My goal is to give each task the time and energy it deserves, no more and no less. For example, I think doing a quilt binding the traditional way, by hand, is a waste of time and energy in many cases. A machine-applied binding is more durable, faster, and at least as attractive. I even read one modern quilter’s opinion that a machine binding “adds an extra line of quilting on the back!” So much for the quilt maven’s worry that the machine stitching from the front shows on the back! I do occasionally apply a binding by hand, but there has to be a reason for it.
I applied this binding by hand in the traditional way because I didn’t want machine stitching on the front to “fight” with the striped border
So what’s your opinion? Which quilting techniques/designs/details are worth the trouble and which should be modified? Leave me a comment!
My friend Melanie mentioned recently how much inspiration comes from travel, and I agree. While travelling in New England last summer, I came across this book in a quilt shop.
I enjoy making landscape quilts and made quite a few at one time, but donated them almost all of them to the free clinic where I worked for a while. It’s time now to make some more! I have been saving this project as a reward for getting some other things done!
My First Tiny Landscape

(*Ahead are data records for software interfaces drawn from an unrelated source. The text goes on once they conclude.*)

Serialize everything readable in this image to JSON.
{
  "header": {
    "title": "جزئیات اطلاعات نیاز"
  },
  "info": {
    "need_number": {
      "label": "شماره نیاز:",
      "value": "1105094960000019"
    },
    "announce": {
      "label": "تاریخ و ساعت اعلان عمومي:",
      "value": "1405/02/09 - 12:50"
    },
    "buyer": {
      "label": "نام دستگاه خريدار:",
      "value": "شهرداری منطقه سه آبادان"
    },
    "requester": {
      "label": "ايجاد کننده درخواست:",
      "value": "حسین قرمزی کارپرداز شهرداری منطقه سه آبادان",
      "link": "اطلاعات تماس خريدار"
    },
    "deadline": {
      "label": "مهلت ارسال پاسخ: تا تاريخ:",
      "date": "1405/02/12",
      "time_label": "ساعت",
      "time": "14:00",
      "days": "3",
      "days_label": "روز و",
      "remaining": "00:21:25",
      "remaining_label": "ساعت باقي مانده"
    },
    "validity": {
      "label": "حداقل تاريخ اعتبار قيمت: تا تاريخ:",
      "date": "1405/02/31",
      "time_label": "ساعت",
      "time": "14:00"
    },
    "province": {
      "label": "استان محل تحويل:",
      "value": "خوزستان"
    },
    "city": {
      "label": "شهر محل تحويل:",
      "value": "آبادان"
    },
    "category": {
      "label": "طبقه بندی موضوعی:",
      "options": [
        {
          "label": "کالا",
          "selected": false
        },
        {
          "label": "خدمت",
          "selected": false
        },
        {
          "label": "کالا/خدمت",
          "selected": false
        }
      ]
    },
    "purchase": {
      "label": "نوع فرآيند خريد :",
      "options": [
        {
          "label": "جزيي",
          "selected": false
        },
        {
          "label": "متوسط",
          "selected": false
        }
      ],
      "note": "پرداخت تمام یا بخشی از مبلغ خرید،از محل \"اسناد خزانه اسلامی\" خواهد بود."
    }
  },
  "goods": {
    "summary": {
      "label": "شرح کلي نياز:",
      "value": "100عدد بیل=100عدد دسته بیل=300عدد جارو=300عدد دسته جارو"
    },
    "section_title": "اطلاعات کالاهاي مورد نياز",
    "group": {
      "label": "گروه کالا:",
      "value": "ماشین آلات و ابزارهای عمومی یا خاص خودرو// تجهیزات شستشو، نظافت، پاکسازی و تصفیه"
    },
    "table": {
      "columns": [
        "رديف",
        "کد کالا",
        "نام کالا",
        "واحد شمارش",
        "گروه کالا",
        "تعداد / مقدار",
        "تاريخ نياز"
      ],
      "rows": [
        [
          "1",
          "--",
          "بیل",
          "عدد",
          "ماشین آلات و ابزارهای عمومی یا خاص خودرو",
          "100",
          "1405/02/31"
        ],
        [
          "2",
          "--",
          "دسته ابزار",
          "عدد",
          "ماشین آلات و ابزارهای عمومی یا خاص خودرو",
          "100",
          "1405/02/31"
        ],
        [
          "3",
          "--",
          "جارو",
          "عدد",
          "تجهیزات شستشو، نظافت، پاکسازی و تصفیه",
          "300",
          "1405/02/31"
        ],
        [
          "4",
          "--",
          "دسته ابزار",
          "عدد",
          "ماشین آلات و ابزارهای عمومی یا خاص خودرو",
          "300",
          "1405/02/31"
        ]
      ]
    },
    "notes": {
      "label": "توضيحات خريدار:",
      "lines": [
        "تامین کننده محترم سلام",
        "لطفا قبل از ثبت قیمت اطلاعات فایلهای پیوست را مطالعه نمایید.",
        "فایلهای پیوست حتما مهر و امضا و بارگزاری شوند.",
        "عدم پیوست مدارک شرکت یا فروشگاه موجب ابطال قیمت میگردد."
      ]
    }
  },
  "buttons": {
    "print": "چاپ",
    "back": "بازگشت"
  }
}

Karen gives very, very detailed step-by-step instructions and I must say that’s a good thing! The book is well illustrated and I had no trouble making this little village on my first attempt. Because I already had the materials, it is postcard size (4″ x 6″)! As you can see in the picture, her directions involve finishing the piece with tulle over everything to be sure none of the tiny pieces comes loose.
I enjoyed this project and like the way it came out. I must note, however, that it took all day to make one postcard 😀
Have you ever noticed that, whenever you try to finish a big project, other little projects just creep in?
Since I always have at least one “big project” going, I guess it’s inevitable that the other things that need doing have to be fit in sideways. Lately there’s been a lot of that.
First, I appliqued an orphan block to a bag for a speaker I invited to our modern guild.
This is a great use for orphan blocks. Just attach to a bag, and you have a handmade gift!
Then I found a tutorial for a pyramid bag and had to make a few…plus one more this week!Finally, our travel wine glasses (they are Lexan, and disassemble for safe travel) needed a travel case:In the midst of all this, I started having trouble with my walking foot while trying to quilt another project! Does a walking foot wear out???
In any case, I think I have procrastinated with little projects as long as I can, so I’d better go bind a few quilts. Have a good week!
So I went to the Asheville Quilt Guild’s annual show, which usually has lots of inspiration. There were many nice quilts, but two quilt makers stood out, in my opinion.
The first is Diana Ramsay, whom I know from the Modern Quilt Guild, which used to exist in Asheville. Here are her quilts:
Dutch Holiday by Diana Ramsay
Detail of Dutch Holiday
Fascinating Rhythm by Diana Ramsay
Bulls Eye II, by Diana Ramsay
Although I don’t know Linda Fiedler, I was very impressed by her quilts, as well:
Moonglow, by Linda Fiedler
Detail of Fusion by Linda
Fusion, by Linda Fiedler
The guild’s gift shop always has something I wish I had made, and this year it was a little pyramid bag. Of course I bought it.
I’ve always liked pyramid bags, which I first saw years ago in a craft store in Berea, Kentucky. I had a pattern to make one, but it seemed pretty complex. The internet to the rescue! I found several sets of instructions and even videos. Here are the instructions I used:
And here is the first set of pyramids.
They were quick and easy! Do I hear a Christmas gift idea?